Secondary sources used for this study include articles and books related to double bass virtuosity, to Nino Rota's biographical and musical aspects, as well as to the specifics of Petracchi's playing technique.  The following articles were especially helpful:  "The Master of Bel Canto" by Luigi Borsatti (February 1993);19 "Left Hand High (Exercises from Petracchi's Simplified Higher Technique to Strengthen Left Hand Positions)," written by Peter Buckoke (Autumn 2003);20 "From Grandfather to Godfather:  A Biographical Profile of Nino Rota" (July 1997),21 and "Nino Rota Compositore del Nostro Tempo" (1987).22

The background reading on double bass virtuosity comes mainly from works such as Paul Brun's A New History of the Double Bass (2000),23 Domenico Dragonetti in England (1794-1846): The Career of a Double Bass Virtuoso (1997),24 Bottesini:  Tradizione e Innovazione nell'Ottocento Musicale Italiano (1992),25 and Giovanni Bottesini, Concertista e Compositore:  Esecuzione, Ricezione e Definizione del Testo Musicale (1999).26

1.6 — Organization of Chapters

Chapter Two is divided into four different sections, the first contains brief biographies of composer and performer, and secondly, I have included remarks on the historical background on the Divertimento and on Higher Technique.  In addition, I have included a closer examination on Petracchi's Higher Technique, focusing on its structure and content.   The chapter concludes with a closer exploration of the Higher Technique and its possible influence on the Divertimento.

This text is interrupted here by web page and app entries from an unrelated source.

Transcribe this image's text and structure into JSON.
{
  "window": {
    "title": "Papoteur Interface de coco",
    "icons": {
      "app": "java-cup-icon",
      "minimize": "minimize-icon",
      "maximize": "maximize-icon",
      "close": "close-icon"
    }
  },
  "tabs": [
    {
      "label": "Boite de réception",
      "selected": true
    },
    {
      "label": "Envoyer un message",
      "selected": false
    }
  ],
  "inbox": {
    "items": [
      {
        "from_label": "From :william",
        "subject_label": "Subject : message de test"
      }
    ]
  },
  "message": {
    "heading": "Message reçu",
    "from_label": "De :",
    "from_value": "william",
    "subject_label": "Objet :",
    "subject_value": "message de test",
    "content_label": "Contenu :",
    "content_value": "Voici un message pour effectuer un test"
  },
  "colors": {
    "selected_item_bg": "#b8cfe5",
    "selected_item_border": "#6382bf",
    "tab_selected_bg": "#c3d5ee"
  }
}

Chapter Three presents a detailed comparison of both versions of the Divertimento.  After an introductory discussion of the circumstances behind the revision, the chapter proceeds with a comparative analysis of both the published edition and Petracchi's last revised version of the Divertimento.  Extensive musical examples are presented in parallel, as documented evidence of the significant changes that were made to the original.  A concluding comment on the revisions brings the chapter to an end.

A short conclusion to the document summarizes the main findings.  Two appendices have been added to provide supplementary information.  Appendix A contains a transcription and translation of an interview that I had the opportunity to conduct with Franco Petracchi in February 2008 at the University of Georgia.  The transcription as well as the translation were completed by Dr. Michael Faucette.  Appendix B contains a short listing of minor revisions, not covered in Chapter Three.  These include minor changes to dynamics and the addition or deletion of articulations.

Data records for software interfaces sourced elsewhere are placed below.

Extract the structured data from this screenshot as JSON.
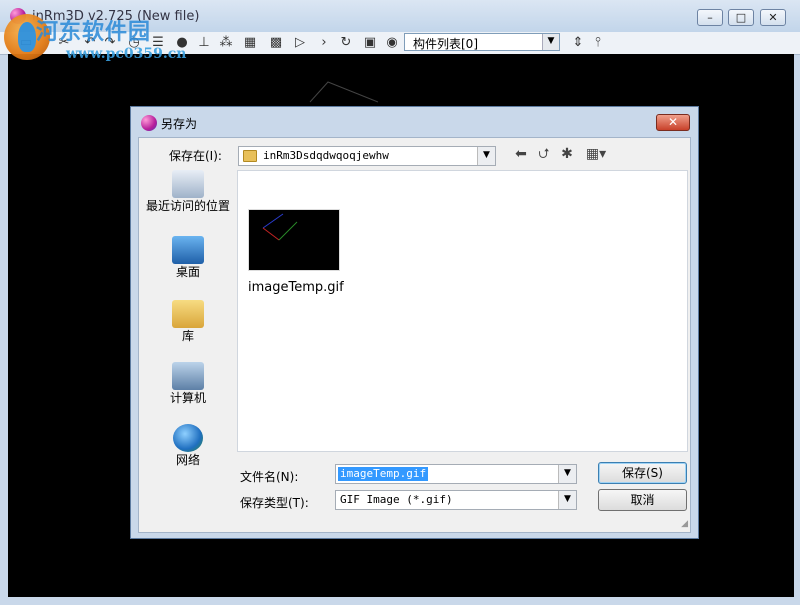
{
  "main_window": {
    "title": "inRm3D v2.725 (New file)",
    "watermark": "河东软件园",
    "watermark_url": "www.pc0359.cn",
    "minimize": "–",
    "maximize": "□",
    "close": "✕",
    "component_list": "构件列表[0]"
  },
  "dialog": {
    "title": "另存为",
    "close": "✕",
    "save_in_label": "保存在(I):",
    "save_in_value": "inRm3Dsdqdwqoqjewhw",
    "places": [
      {
        "label": "最近访问的位置"
      },
      {
        "label": "桌面"
      },
      {
        "label": "库"
      },
      {
        "label": "计算机"
      },
      {
        "label": "网络"
      }
    ],
    "files": [
      {
        "name": "imageTemp.gif"
      }
    ],
    "filename_label": "文件名(N):",
    "filename_value": "imageTemp.gif",
    "filetype_label": "保存类型(T):",
    "filetype_value": "GIF Image (*.gif)",
    "save_button": "保存(S)",
    "cancel_button": "取消"
  }
}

1.7 — Further Explanatory Notes

Throughout the text the reader will notice that I have referred to Mr. Petracchi as Franco Petracchi, except when references are made to his method, Higher Technique, where I employ the name Francesco Petracchi.  Maestro Petracchi has asked to be referred to as Franco Petracchi in this document.  However, in the Higher Technique he is identified as Francesco Petracchi.

All reproduction of the musical examples from the Divertimento presented in Chapter 2.4 of this document are reproduced from the 1973 published edition27 with one exception as pointed out in that chapter.  The excerpts transcribed in Chapter 3.2 are taken from the following two sources:

Rota, Nino.  Divertimento Concertante. Solo part with piano reduction.  Milano: Edizione Carish, 1973.

Rota, Nino.  Divertimento Concertante. Unpublished computer-generated revision of solo part with further handwritten revisions by Franco Petracchi.

I have not discussed the piano part since no critical revisions have been made to it after the 1973 edition.  No discussion of the orchestration has been given in this document.  Possible effects on balance and blend could be explored, whenever a critical edition is prepared.  Where the register is at issue, I have employed the pitch designation system whereby middle C is called c1, one octave above it is c2, and so forth.28 Where register is not at issue, I adhere to the standard capital letter convention for pitch names.

In the revision chart comments found in Chapter 3, the term detaché  (in Petracchi's usage) refers to a single dash put on top or bottom of a single unslurred or untied note.  In practice, this articulation marking means to stress the note for the realization of its full length (tenuto).